“A Woman of Paris” (1923) was out of circulation for half a century until 1977, when Chaplin allowed Burt Schneider’s BBC Films to re-release his major features. The film was the first of the radical departures that confounded Chaplin’s public throughout his tempestuous career. Eager to prove himself a serious director and committed to fulfilling his promise to Edna Purviance, his lovely leading lady in 35 early comedies, Chaplin wrote the drama -- which was in the vanguard of post-World War I cinema -- especially for her. He also wanted to disprove the notion that psychology could not be expressed on the silent screen, and he succeeded magnificently.
A patrician, Juno-esque beauty, Purviance plays a young small-town Frenchwoman, parted by fate from her beloved (Carl Miller). Unable to return home, she squares her shoulders and heads for Paris penniless. Moving ahead one year, Chaplin reveals her to be elegantly gowned and ensconced in a luxe apartment, dining regularly with Adolphe Menjou, described as Paris’ richest bachelor -- and shortly to become engaged to an heiress, a development that Menjou doesn’t feel need affect his arrangement with Purviance.
“A Woman of Paris” is a masterwork of the most exquisite subtlety, grace and compassion.
Although the film climaxes melodramatically, giving way to sentimentality and a dubious piety, Chaplin pulls everything together for a characteristically grand final flourish in a variation on the film’s fatalistic beginning.
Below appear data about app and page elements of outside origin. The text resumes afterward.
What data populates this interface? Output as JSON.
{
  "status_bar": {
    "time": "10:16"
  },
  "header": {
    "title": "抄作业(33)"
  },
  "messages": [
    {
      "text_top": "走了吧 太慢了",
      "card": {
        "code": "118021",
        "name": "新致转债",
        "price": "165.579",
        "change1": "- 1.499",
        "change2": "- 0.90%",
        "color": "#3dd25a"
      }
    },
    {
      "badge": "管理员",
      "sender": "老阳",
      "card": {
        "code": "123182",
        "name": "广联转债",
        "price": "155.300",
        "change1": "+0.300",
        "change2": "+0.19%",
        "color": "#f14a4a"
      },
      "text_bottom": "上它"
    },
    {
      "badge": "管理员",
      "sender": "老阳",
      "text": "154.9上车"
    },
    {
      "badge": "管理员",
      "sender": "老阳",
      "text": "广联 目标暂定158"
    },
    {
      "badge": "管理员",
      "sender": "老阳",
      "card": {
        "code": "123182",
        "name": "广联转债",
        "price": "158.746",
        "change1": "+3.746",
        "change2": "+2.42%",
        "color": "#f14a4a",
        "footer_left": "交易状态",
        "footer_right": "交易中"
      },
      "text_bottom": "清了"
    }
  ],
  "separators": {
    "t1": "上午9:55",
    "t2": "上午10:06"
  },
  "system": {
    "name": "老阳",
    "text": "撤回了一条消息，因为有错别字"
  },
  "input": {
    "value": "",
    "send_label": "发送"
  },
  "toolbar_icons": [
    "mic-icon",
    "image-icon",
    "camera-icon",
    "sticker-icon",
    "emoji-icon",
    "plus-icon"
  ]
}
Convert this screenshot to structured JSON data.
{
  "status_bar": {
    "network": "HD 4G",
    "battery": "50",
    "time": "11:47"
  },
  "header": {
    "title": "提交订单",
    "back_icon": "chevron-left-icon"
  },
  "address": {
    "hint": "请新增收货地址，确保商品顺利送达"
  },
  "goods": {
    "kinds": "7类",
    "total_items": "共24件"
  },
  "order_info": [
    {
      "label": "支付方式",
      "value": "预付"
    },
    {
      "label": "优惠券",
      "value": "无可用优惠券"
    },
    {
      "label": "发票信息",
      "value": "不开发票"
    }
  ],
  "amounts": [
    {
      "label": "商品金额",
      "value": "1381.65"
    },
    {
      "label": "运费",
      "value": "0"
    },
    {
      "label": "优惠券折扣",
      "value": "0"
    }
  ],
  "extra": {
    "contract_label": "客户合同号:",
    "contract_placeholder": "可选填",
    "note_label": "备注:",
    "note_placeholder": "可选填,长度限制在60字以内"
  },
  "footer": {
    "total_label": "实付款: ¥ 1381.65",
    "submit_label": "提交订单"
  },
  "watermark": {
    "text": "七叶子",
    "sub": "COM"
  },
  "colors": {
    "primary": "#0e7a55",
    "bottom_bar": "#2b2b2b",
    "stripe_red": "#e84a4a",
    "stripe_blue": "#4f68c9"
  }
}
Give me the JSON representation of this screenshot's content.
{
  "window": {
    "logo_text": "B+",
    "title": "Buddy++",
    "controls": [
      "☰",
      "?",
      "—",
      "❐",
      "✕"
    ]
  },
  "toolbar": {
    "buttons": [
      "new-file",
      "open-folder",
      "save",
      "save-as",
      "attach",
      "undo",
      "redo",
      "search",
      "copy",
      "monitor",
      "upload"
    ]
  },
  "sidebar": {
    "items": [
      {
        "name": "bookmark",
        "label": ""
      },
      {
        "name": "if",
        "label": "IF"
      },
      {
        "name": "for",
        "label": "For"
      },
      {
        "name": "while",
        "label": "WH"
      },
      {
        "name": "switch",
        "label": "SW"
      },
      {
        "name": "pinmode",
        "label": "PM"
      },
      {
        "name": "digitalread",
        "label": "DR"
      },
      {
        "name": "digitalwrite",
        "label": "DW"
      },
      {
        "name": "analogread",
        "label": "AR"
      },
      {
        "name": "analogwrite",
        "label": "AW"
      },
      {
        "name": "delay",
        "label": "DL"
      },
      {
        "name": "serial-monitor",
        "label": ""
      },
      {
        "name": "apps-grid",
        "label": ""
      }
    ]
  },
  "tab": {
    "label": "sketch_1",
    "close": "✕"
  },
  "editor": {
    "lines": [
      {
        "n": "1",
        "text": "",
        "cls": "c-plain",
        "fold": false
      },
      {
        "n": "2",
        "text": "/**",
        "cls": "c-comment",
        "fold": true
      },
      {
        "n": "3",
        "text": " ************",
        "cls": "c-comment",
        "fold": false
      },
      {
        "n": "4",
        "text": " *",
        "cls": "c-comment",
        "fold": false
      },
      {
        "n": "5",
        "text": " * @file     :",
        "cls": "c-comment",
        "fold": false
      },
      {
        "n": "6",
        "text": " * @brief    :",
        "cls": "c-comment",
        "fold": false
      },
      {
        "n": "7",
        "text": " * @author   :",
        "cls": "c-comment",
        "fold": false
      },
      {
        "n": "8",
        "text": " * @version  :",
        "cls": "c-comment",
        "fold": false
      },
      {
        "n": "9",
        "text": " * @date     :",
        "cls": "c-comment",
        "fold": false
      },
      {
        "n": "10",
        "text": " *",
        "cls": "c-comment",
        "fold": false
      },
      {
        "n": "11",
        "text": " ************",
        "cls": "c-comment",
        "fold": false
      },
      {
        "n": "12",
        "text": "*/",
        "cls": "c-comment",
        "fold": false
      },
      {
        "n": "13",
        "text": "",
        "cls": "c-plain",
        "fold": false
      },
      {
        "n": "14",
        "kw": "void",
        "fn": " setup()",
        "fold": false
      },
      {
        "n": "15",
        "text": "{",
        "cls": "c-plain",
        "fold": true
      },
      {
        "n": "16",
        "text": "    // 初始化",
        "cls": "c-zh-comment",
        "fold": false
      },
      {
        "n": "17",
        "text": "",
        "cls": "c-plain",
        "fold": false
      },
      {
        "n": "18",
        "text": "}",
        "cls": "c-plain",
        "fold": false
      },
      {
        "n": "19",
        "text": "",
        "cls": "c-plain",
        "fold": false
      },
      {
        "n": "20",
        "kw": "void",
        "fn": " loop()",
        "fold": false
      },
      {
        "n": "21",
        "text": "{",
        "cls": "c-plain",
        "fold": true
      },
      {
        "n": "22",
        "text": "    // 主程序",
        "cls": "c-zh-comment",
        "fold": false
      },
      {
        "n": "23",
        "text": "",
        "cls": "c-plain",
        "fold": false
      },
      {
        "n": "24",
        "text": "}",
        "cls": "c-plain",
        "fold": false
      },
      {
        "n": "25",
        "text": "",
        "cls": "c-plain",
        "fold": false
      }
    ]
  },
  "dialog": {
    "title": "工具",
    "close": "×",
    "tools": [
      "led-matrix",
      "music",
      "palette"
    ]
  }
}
Unfortunately, the film, a succes d’estime, did nothing for Purviance while establishing Menjou’s durable urbane image. However, four of Chaplin’s colleagues on this film -- Eddie Sutherland, Monta Bell, Harry d’Abbadie d’Arrast and Jean de Limur -- became important directors.
Scheduled as part of the UCLA Film Archive’s occasional Kids’ Flicks screenings, the breezy two-reeler “The Idle Class” (1921) finds Chaplin playing a boozy fop as well as the Tramp. Mistaken identity, not surprisingly, is in the works. A transitional film, “The Idle Class” combines sophisticated social satire with the slapstick of Chaplin’s early shorts, and the mixture is a delight. Purviance, who plays Coogan’s distraught unwed mother in “The Kid,” is cast here as the drunk’s unhappy wife. Lita Grey, Chaplin’s teenage second wife, who plays a singularly flirtatious angel in “The Kid,” can be glimpsed briefly as Purviance’s maid.
One would never guess from watching “The Circus” (1928), the least known of Chaplin’s nine features, that it was made during one of the most trying periods of Chaplin’s life. Production began in 1926, and soon after, Chaplin became embroiled in a sensational, litigious divorce from Grey that brought shooting to a halt for nearly a year. “The Circus” may not be among his greatest films, but it is thoroughly enchanting all the same.
After having been mistaken for a pickpocket by police, the Tramp takes refuge in a circus run by a tyrant (Allan Garcia) with a pretty stepdaughter (Grey’s best friend Merna Kennedy, who replaced her in the role), an equestrian whom he treats brutally. So unconsciously funny is everything that the Tramp does that Garcia keeps him on as a clown. Just as things start looking up for the Tramp and Kennedy, with whom he has fallen in love, Garcia hires a handsome tightrope walker (Harry Crocker, scion of the pioneering San Francisco family) with whom the Tramp must now compete.
Although “The Circus” lacks pathos, and its relationships and characterizations (outside the Tramp’s) are perfunctory, this seeming deficiency allows the film to unfold like a single extended gag.
UCLA Film and Television Archive
Charlie Chaplin, Part II:
“The Kid,” Friday, 7:30 p.m., followed by “A Woman of Paris.”
Kids’ Flicks: Charlie Chaplin’s “The Idle Class,” Sunday, 2 p.m., followed by “The Circus.”
Where: James Bridges Theater, Melnitz Hall, UCLA campus, Westwood
Info: (310) 206-FILM